Data shown>

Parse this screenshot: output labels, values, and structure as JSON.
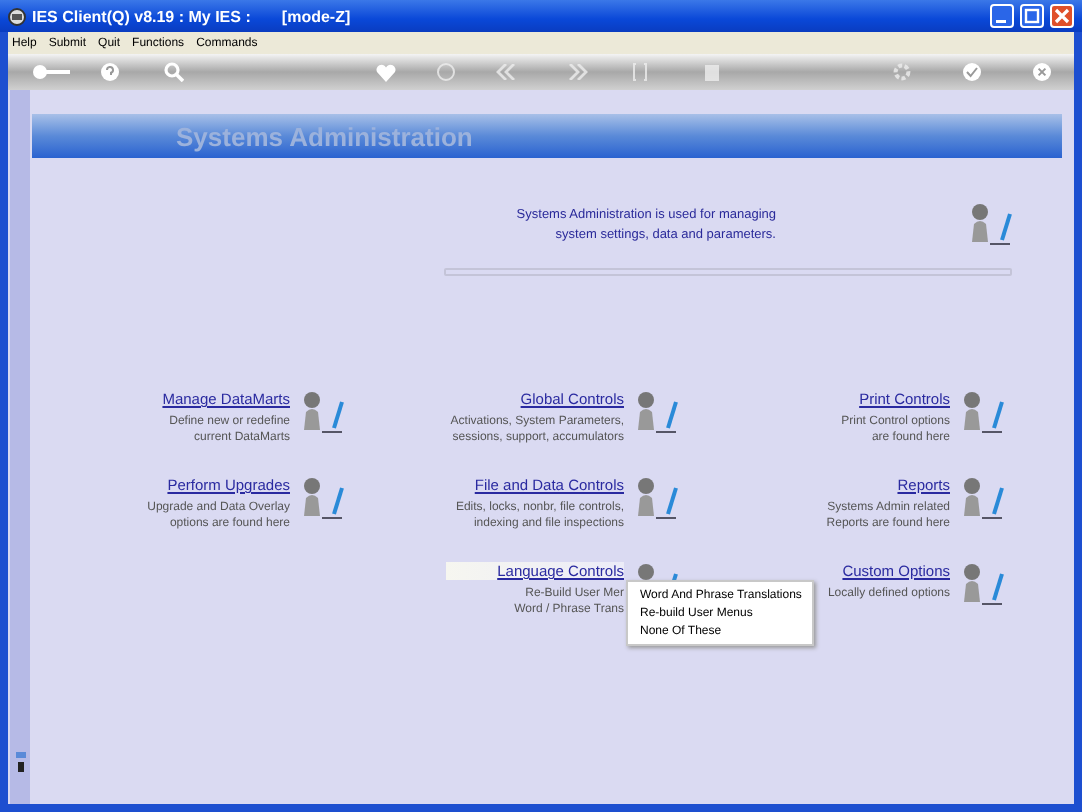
{
  "window": {
    "title": "IES Client(Q) v8.19 : My IES :       [mode-Z]"
  },
  "menu": [
    "Help",
    "Submit",
    "Quit",
    "Functions",
    "Commands"
  ],
  "header": {
    "title": "Systems Administration"
  },
  "intro": [
    "Systems Administration is used for managing",
    "system settings, data and parameters."
  ],
  "columns": [
    {
      "options": [
        {
          "title": "Manage DataMarts",
          "lines": [
            "Define new or redefine",
            "current DataMarts"
          ],
          "hovered": false
        },
        {
          "title": "Perform Upgrades",
          "lines": [
            "Upgrade and Data Overlay",
            "options are found here"
          ],
          "hovered": false
        }
      ]
    },
    {
      "options": [
        {
          "title": "Global Controls",
          "lines": [
            "Activations, System Parameters,",
            "sessions, support, accumulators"
          ],
          "hovered": false
        },
        {
          "title": "File and Data Controls",
          "lines": [
            "Edits, locks, nonbr, file controls,",
            "indexing and file inspections"
          ],
          "hovered": false
        },
        {
          "title": "Language Controls",
          "lines": [
            "Re-Build User Mer",
            "Word / Phrase Trans"
          ],
          "hovered": true
        }
      ]
    },
    {
      "options": [
        {
          "title": "Print Controls",
          "lines": [
            "Print Control options",
            "are found here"
          ],
          "hovered": false
        },
        {
          "title": "Reports",
          "lines": [
            "Systems Admin related",
            "Reports are found here"
          ],
          "hovered": false
        },
        {
          "title": "Custom Options",
          "lines": [
            "Locally defined options"
          ],
          "hovered": false
        }
      ]
    }
  ],
  "popup_menu": {
    "items": [
      "Word And Phrase Translations",
      "Re-build User Menus",
      "None Of These"
    ]
  }
}
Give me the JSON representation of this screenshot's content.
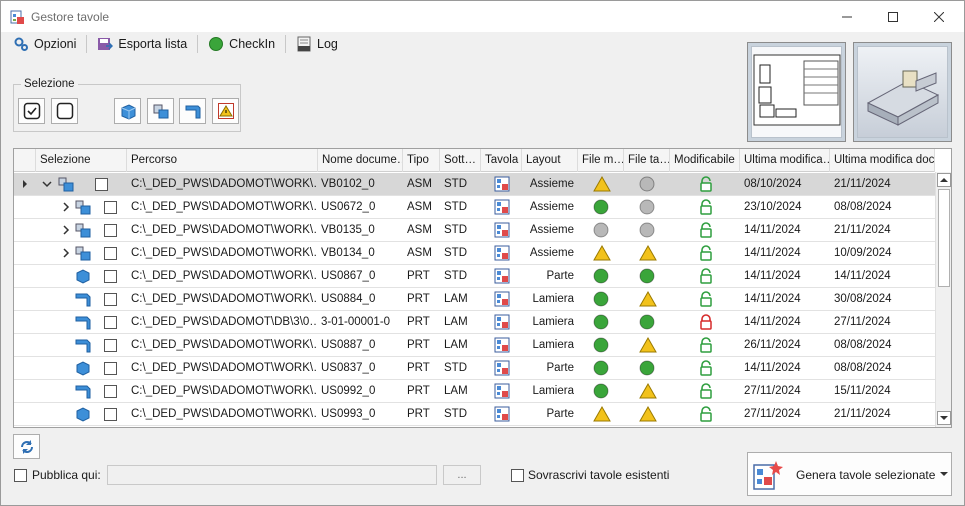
{
  "window": {
    "title": "Gestore tavole"
  },
  "toolbar": {
    "opzioni": "Opzioni",
    "esporta": "Esporta lista",
    "checkin": "CheckIn",
    "log": "Log"
  },
  "selezione": {
    "legend": "Selezione"
  },
  "grid": {
    "columns": [
      "Selezione",
      "Percorso",
      "Nome docume…",
      "Tipo",
      "Sott…",
      "Tavola",
      "Layout",
      "File m…",
      "File ta…",
      "Modificabile",
      "Ultima modifica…",
      "Ultima modifica doc"
    ],
    "rows": [
      {
        "level": 0,
        "expand": "down",
        "kind": "asm",
        "path": "C:\\_DED_PWS\\DADOMOT\\WORK\\…",
        "name": "VB0102_0",
        "tipo": "ASM",
        "sott": "STD",
        "layout": "Assieme",
        "fm": "warn",
        "ft": "gray",
        "lock": "open",
        "um": "08/10/2024",
        "umd": "21/11/2024"
      },
      {
        "level": 1,
        "expand": "right",
        "kind": "asm",
        "path": "C:\\_DED_PWS\\DADOMOT\\WORK\\…",
        "name": "US0672_0",
        "tipo": "ASM",
        "sott": "STD",
        "layout": "Assieme",
        "fm": "green",
        "ft": "gray",
        "lock": "open",
        "um": "23/10/2024",
        "umd": "08/08/2024"
      },
      {
        "level": 1,
        "expand": "right",
        "kind": "asm",
        "path": "C:\\_DED_PWS\\DADOMOT\\WORK\\…",
        "name": "VB0135_0",
        "tipo": "ASM",
        "sott": "STD",
        "layout": "Assieme",
        "fm": "gray",
        "ft": "gray",
        "lock": "open",
        "um": "14/11/2024",
        "umd": "21/11/2024"
      },
      {
        "level": 1,
        "expand": "right",
        "kind": "asm",
        "path": "C:\\_DED_PWS\\DADOMOT\\WORK\\…",
        "name": "VB0134_0",
        "tipo": "ASM",
        "sott": "STD",
        "layout": "Assieme",
        "fm": "warn",
        "ft": "warn",
        "lock": "open",
        "um": "14/11/2024",
        "umd": "10/09/2024"
      },
      {
        "level": 1,
        "expand": "",
        "kind": "prt",
        "path": "C:\\_DED_PWS\\DADOMOT\\WORK\\…",
        "name": "US0867_0",
        "tipo": "PRT",
        "sott": "STD",
        "layout": "Parte",
        "fm": "green",
        "ft": "green",
        "lock": "open",
        "um": "14/11/2024",
        "umd": "14/11/2024"
      },
      {
        "level": 1,
        "expand": "",
        "kind": "lam",
        "path": "C:\\_DED_PWS\\DADOMOT\\WORK\\…",
        "name": "US0884_0",
        "tipo": "PRT",
        "sott": "LAM",
        "layout": "Lamiera",
        "fm": "green",
        "ft": "warn",
        "lock": "open",
        "um": "14/11/2024",
        "umd": "30/08/2024"
      },
      {
        "level": 1,
        "expand": "",
        "kind": "lam",
        "path": "C:\\_DED_PWS\\DADOMOT\\DB\\3\\0…",
        "name": "3-01-00001-0",
        "tipo": "PRT",
        "sott": "LAM",
        "layout": "Lamiera",
        "fm": "green",
        "ft": "green",
        "lock": "closed",
        "um": "14/11/2024",
        "umd": "27/11/2024"
      },
      {
        "level": 1,
        "expand": "",
        "kind": "lam",
        "path": "C:\\_DED_PWS\\DADOMOT\\WORK\\…",
        "name": "US0887_0",
        "tipo": "PRT",
        "sott": "LAM",
        "layout": "Lamiera",
        "fm": "green",
        "ft": "warn",
        "lock": "open",
        "um": "26/11/2024",
        "umd": "08/08/2024"
      },
      {
        "level": 1,
        "expand": "",
        "kind": "prt",
        "path": "C:\\_DED_PWS\\DADOMOT\\WORK\\…",
        "name": "US0837_0",
        "tipo": "PRT",
        "sott": "STD",
        "layout": "Parte",
        "fm": "green",
        "ft": "green",
        "lock": "open",
        "um": "14/11/2024",
        "umd": "08/08/2024"
      },
      {
        "level": 1,
        "expand": "",
        "kind": "lam",
        "path": "C:\\_DED_PWS\\DADOMOT\\WORK\\…",
        "name": "US0992_0",
        "tipo": "PRT",
        "sott": "LAM",
        "layout": "Lamiera",
        "fm": "green",
        "ft": "warn",
        "lock": "open",
        "um": "27/11/2024",
        "umd": "15/11/2024"
      },
      {
        "level": 1,
        "expand": "",
        "kind": "prt",
        "path": "C:\\_DED_PWS\\DADOMOT\\WORK\\…",
        "name": "US0993_0",
        "tipo": "PRT",
        "sott": "STD",
        "layout": "Parte",
        "fm": "warn",
        "ft": "warn",
        "lock": "open",
        "um": "27/11/2024",
        "umd": "21/11/2024"
      }
    ]
  },
  "bottom": {
    "pubblica": "Pubblica qui:",
    "browse": "...",
    "sovrascrivi": "Sovrascrivi tavole esistenti",
    "genera": "Genera tavole selezionate"
  },
  "colors": {
    "green": "#3aa53a",
    "warn": "#f2c21b",
    "gray": "#b8b8b8",
    "lock_open": "#2e9e3e",
    "lock_closed": "#d62a2a"
  }
}
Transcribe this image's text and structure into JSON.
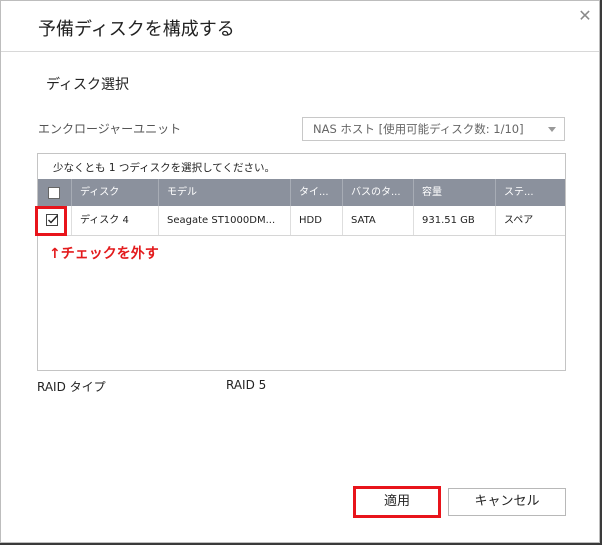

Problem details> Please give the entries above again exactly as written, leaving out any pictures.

Output of the task>
Parse this screenshot: output labels, values, and structure as JSON.
{
  "window": {
    "title": "IES Client(Q) v8.19 : My IES :       [mode-Z]"
  },
  "menu": [
    "Help",
    "Submit",
    "Quit",
    "Functions",
    "Commands"
  ],
  "header": {
    "title": "Systems Administration"
  },
  "intro": [
    "Systems Administration is used for managing",
    "system settings, data and parameters."
  ],
  "columns": [
    {
      "options": [
        {
          "title": "Manage DataMarts",
          "lines": [
            "Define new or redefine",
            "current DataMarts"
          ],
          "hovered": false
        },
        {
          "title": "Perform Upgrades",
          "lines": [
            "Upgrade and Data Overlay",
            "options are found here"
          ],
          "hovered": false
        }
      ]
    },
    {
      "options": [
        {
          "title": "Global Controls",
          "lines": [
            "Activations, System Parameters,",
            "sessions, support, accumulators"
          ],
          "hovered": false
        },
        {
          "title": "File and Data Controls",
          "lines": [
            "Edits, locks, nonbr, file controls,",
            "indexing and file inspections"
          ],
          "hovered": false
        },
        {
          "title": "Language Controls",
          "lines": [
            "Re-Build User Mer",
            "Word / Phrase Trans"
          ],
          "hovered": true
        }
      ]
    },
    {
      "options": [
        {
          "title": "Print Controls",
          "lines": [
            "Print Control options",
            "are found here"
          ],
          "hovered": false
        },
        {
          "title": "Reports",
          "lines": [
            "Systems Admin related",
            "Reports are found here"
          ],
          "hovered": false
        },
        {
          "title": "Custom Options",
          "lines": [
            "Locally defined options"
          ],
          "hovered": false
        }
      ]
    }
  ],
  "popup_menu": {
    "items": [
      "Word And Phrase Translations",
      "Re-build User Menus",
      "None Of These"
    ]
  }
}
Give me the JSON representation of this screenshot's content.
{
  "window": {
    "title": "Gestore tavole"
  },
  "toolbar": {
    "opzioni": "Opzioni",
    "esporta": "Esporta lista",
    "checkin": "CheckIn",
    "log": "Log"
  },
  "selezione": {
    "legend": "Selezione"
  },
  "grid": {
    "columns": [
      "Selezione",
      "Percorso",
      "Nome docume…",
      "Tipo",
      "Sott…",
      "Tavola",
      "Layout",
      "File m…",
      "File ta…",
      "Modificabile",
      "Ultima modifica…",
      "Ultima modifica doc"
    ],
    "rows": [
      {
        "level": 0,
        "expand": "down",
        "kind": "asm",
        "path": "C:\\_DED_PWS\\DADOMOT\\WORK\\…",
        "name": "VB0102_0",
        "tipo": "ASM",
        "sott": "STD",
        "layout": "Assieme",
        "fm": "warn",
        "ft": "gray",
        "lock": "open",
        "um": "08/10/2024",
        "umd": "21/11/2024"
      },
      {
        "level": 1,
        "expand": "right",
        "kind": "asm",
        "path": "C:\\_DED_PWS\\DADOMOT\\WORK\\…",
        "name": "US0672_0",
        "tipo": "ASM",
        "sott": "STD",
        "layout": "Assieme",
        "fm": "green",
        "ft": "gray",
        "lock": "open",
        "um": "23/10/2024",
        "umd": "08/08/2024"
      },
      {
        "level": 1,
        "expand": "right",
        "kind": "asm",
        "path": "C:\\_DED_PWS\\DADOMOT\\WORK\\…",
        "name": "VB0135_0",
        "tipo": "ASM",
        "sott": "STD",
        "layout": "Assieme",
        "fm": "gray",
        "ft": "gray",
        "lock": "open",
        "um": "14/11/2024",
        "umd": "21/11/2024"
      },
      {
        "level": 1,
        "expand": "right",
        "kind": "asm",
        "path": "C:\\_DED_PWS\\DADOMOT\\WORK\\…",
        "name": "VB0134_0",
        "tipo": "ASM",
        "sott": "STD",
        "layout": "Assieme",
        "fm": "warn",
        "ft": "warn",
        "lock": "open",
        "um": "14/11/2024",
        "umd": "10/09/2024"
      },
      {
        "level": 1,
        "expand": "",
        "kind": "prt",
        "path": "C:\\_DED_PWS\\DADOMOT\\WORK\\…",
        "name": "US0867_0",
        "tipo": "PRT",
        "sott": "STD",
        "layout": "Parte",
        "fm": "green",
        "ft": "green",
        "lock": "open",
        "um": "14/11/2024",
        "umd": "14/11/2024"
      },
      {
        "level": 1,
        "expand": "",
        "kind": "lam",
        "path": "C:\\_DED_PWS\\DADOMOT\\WORK\\…",
        "name": "US0884_0",
        "tipo": "PRT",
        "sott": "LAM",
        "layout": "Lamiera",
        "fm": "green",
        "ft": "warn",
        "lock": "open",
        "um": "14/11/2024",
        "umd": "30/08/2024"
      },
      {
        "level": 1,
        "expand": "",
        "kind": "lam",
        "path": "C:\\_DED_PWS\\DADOMOT\\DB\\3\\0…",
        "name": "3-01-00001-0",
        "tipo": "PRT",
        "sott": "LAM",
        "layout": "Lamiera",
        "fm": "green",
        "ft": "green",
        "lock": "closed",
        "um": "14/11/2024",
        "umd": "27/11/2024"
      },
      {
        "level": 1,
        "expand": "",
        "kind": "lam",
        "path": "C:\\_DED_PWS\\DADOMOT\\WORK\\…",
        "name": "US0887_0",
        "tipo": "PRT",
        "sott": "LAM",
        "layout": "Lamiera",
        "fm": "green",
        "ft": "warn",
        "lock": "open",
        "um": "26/11/2024",
        "umd": "08/08/2024"
      },
      {
        "level": 1,
        "expand": "",
        "kind": "prt",
        "path": "C:\\_DED_PWS\\DADOMOT\\WORK\\…",
        "name": "US0837_0",
        "tipo": "PRT",
        "sott": "STD",
        "layout": "Parte",
        "fm": "green",
        "ft": "green",
        "lock": "open",
        "um": "14/11/2024",
        "umd": "08/08/2024"
      },
      {
        "level": 1,
        "expand": "",
        "kind": "lam",
        "path": "C:\\_DED_PWS\\DADOMOT\\WORK\\…",
        "name": "US0992_0",
        "tipo": "PRT",
        "sott": "LAM",
        "layout": "Lamiera",
        "fm": "green",
        "ft": "warn",
        "lock": "open",
        "um": "27/11/2024",
        "umd": "15/11/2024"
      },
      {
        "level": 1,
        "expand": "",
        "kind": "prt",
        "path": "C:\\_DED_PWS\\DADOMOT\\WORK\\…",
        "name": "US0993_0",
        "tipo": "PRT",
        "sott": "STD",
        "layout": "Parte",
        "fm": "warn",
        "ft": "warn",
        "lock": "open",
        "um": "27/11/2024",
        "umd": "21/11/2024"
      }
    ]
  },
  "bottom": {
    "pubblica": "Pubblica qui:",
    "browse": "...",
    "sovrascrivi": "Sovrascrivi tavole esistenti",
    "genera": "Genera tavole selezionate"
  },
  "colors": {
    "green": "#3aa53a",
    "warn": "#f2c21b",
    "gray": "#b8b8b8",
    "lock_open": "#2e9e3e",
    "lock_closed": "#d62a2a"
  }
}
Transcribe this image's text and structure into JSON.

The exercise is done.